Entries from a dataset of interfaces:
::::::::

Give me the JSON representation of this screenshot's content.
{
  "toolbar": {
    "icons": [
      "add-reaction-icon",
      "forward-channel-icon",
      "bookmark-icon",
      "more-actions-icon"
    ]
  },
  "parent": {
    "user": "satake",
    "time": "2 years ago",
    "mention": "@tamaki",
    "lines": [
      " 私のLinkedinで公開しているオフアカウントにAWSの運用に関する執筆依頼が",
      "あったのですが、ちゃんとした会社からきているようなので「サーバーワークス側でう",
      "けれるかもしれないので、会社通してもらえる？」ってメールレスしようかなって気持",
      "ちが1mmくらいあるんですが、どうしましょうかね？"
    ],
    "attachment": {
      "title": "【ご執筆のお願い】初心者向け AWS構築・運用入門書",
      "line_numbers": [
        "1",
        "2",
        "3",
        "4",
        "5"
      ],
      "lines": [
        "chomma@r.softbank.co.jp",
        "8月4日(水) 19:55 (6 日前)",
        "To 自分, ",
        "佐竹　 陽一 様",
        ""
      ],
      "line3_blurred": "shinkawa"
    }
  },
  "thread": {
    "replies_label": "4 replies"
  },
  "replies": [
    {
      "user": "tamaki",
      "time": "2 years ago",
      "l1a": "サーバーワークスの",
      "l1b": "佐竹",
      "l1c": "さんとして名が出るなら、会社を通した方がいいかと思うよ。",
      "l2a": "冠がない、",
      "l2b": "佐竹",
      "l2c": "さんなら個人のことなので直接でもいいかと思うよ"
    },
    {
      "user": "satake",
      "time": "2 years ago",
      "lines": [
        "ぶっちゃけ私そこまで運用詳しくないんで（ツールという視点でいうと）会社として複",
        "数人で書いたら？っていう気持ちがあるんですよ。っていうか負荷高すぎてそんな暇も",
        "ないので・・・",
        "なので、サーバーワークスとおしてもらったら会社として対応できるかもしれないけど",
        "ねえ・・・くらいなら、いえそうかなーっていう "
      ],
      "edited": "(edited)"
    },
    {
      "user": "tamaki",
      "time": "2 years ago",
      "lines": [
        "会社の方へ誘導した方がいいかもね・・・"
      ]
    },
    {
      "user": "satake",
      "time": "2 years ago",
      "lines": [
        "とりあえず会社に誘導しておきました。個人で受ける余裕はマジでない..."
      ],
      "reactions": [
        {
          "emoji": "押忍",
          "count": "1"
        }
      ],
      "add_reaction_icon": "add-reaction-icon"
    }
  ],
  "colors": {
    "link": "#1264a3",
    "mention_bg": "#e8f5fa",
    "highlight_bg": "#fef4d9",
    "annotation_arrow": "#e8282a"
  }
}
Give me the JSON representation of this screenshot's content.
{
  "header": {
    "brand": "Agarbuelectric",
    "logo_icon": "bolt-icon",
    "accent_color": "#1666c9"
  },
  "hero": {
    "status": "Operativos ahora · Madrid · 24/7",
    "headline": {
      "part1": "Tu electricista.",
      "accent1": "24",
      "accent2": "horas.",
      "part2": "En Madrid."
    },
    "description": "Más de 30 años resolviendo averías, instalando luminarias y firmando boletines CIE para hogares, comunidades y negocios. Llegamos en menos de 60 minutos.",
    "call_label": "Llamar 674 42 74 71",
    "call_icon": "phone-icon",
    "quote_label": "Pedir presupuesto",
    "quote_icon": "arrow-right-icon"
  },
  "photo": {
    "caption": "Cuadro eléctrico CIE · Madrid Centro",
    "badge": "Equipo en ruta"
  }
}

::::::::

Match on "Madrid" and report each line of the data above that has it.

    "status": "Operativos ahora · Madrid · 24/7",
      "part2": "En Madrid."
    "caption": "Cuadro eléctrico CIE · Madrid Centro",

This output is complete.